A few bars in, the female dancer stands in a pose more commonly taken by the prince in full-length ballets; one straight leg, toes pointing slightly out and the other leg bent slightly at the knee with the heel tucked against the other foot. It may seem like nothing, but it’s a pose rarely done by a ballerina in pointe shoes and a tutu.
The pas de deux, luscious and provocative in its subtle challenges of the status quo, is absolutely refreshing. Duo Lily Krisko and Tiziano Cerrato are spirited and green, both new apprentices with the company, and rose to the difficult challenge. The steps following the pas section were increasingly demanding but the kind of dance where the audience is totally clued into the challenge and rooting the dancers on.
Influenced by the namesake of the program, Da’ Von Doane’s “Kaleidoscope Mind” was the most literal interpretation of the evening.
Grace Lynn Haynes’ designs featured a swirled backdrop and metal sculptures, later used as a central point for the end kaleidoscope formation, brought a crowded heaviness to the stage. Layered with fire and ice style unitards and dramatic face paint, there was a lot to take in when the curtain went up. While it was refreshing to see stage sets after three unaccompanied pieces, this may have been a case of too many ideas.
Working in mostly symmetrical formations and clean, balletic steps the steady tone of the piece mirrored the repeated, minimalistic music of Steve Reich. Intricate arm work was introduced mostly when the lower body was static, like that of an anchor or perhaps the central node of a kaleidoscope window.
Doane lets the piece fade out instead of culminating, delivering an introspective calm, an unusual choice for the closer.
Mid-way through the evening there was a minor curtain malfunction causing a small extended pause. Stiefel appeared on the stage to jovially remind everyone “this is a live performance, obviously, which is what makes it so special.”
American Repertory Ballet is a special company indeed.

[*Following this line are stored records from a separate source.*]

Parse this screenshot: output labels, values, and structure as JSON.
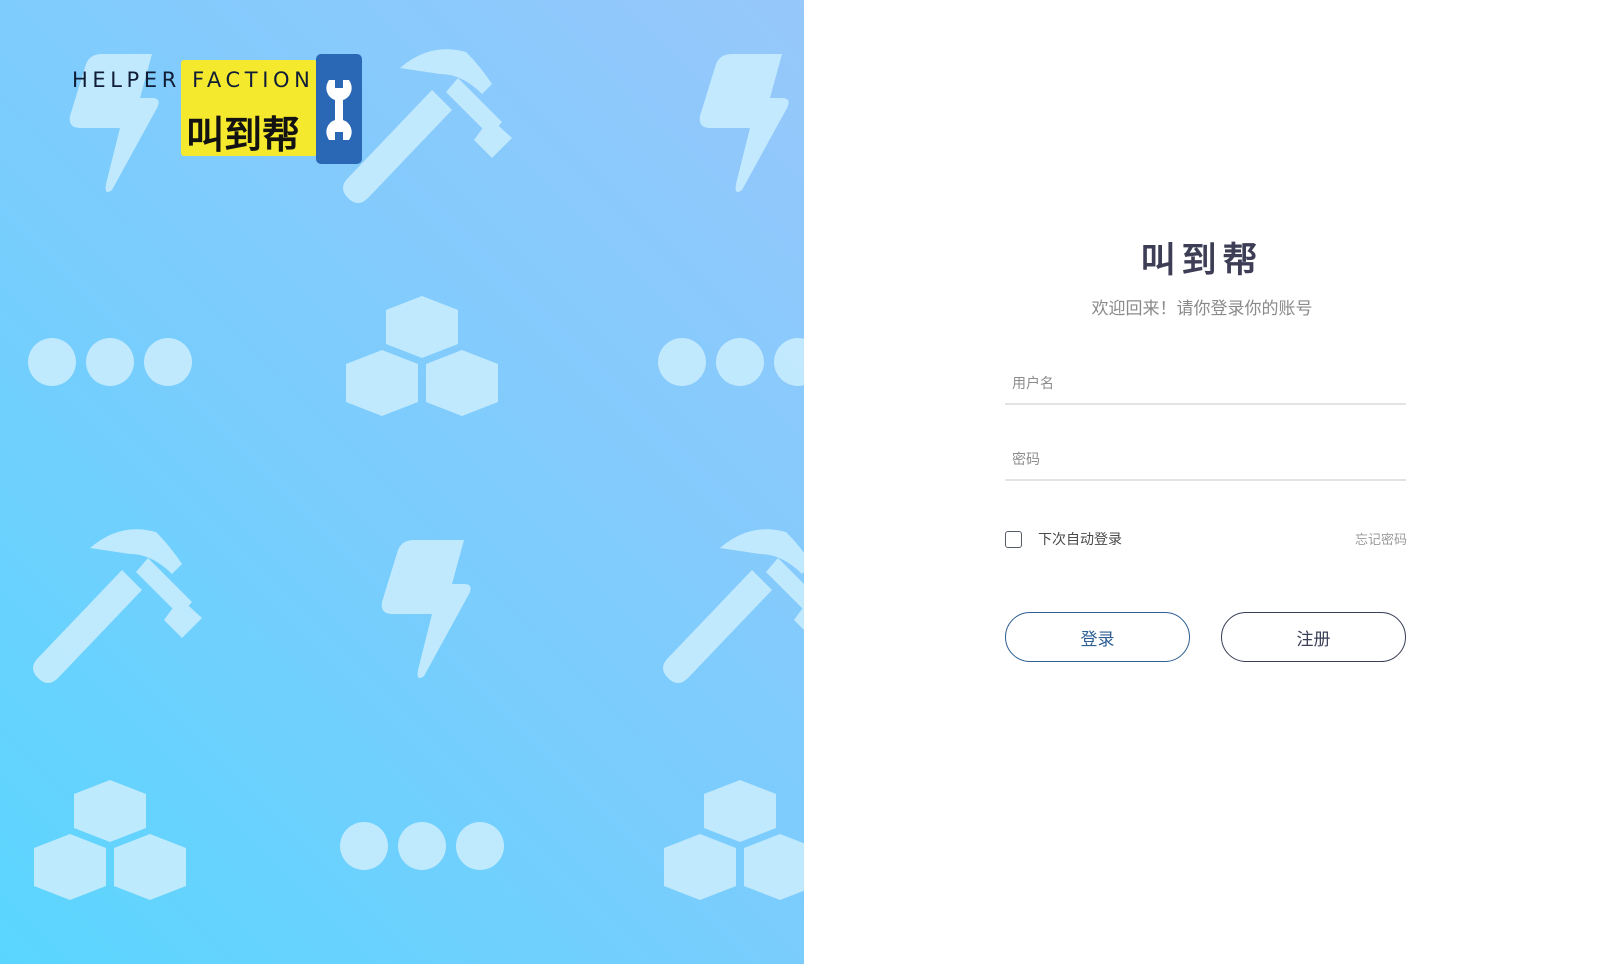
{
  "colors": {
    "hero_gradient_start": "#5ad6fe",
    "hero_gradient_end": "#97c7fb",
    "pattern_icon": "#c7ecfd",
    "logo_yellow": "#f5e92e",
    "logo_blue": "#2a67b4",
    "title": "#3d3d55",
    "login_border": "#2e5f95",
    "register_border": "#3a3f58"
  },
  "hero": {
    "logo": {
      "text_en": "HELPER FACTION",
      "text_cn": "叫到帮",
      "icon": "wrench-icon"
    },
    "pattern_icons": [
      "lightning-icon",
      "hammer-icon",
      "more-dots-icon",
      "cubes-icon"
    ]
  },
  "login": {
    "title": "叫到帮",
    "subtitle": "欢迎回来！请你登录你的账号",
    "username": {
      "placeholder": "用户名",
      "value": ""
    },
    "password": {
      "placeholder": "密码",
      "value": ""
    },
    "remember_label": "下次自动登录",
    "remember_checked": false,
    "forgot_label": "忘记密码",
    "login_button": "登录",
    "register_button": "注册"
  }
}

Featured Photo for this American Repertory Ballet Kaleidoscope review of (clockwise) Nanako Yamamoto, Annie Johnson, Emily Cordies-Mason, Michelle Quiner in Da’ Von Doane’s Kaleidoscope Mind. Photo by Kyle Froman.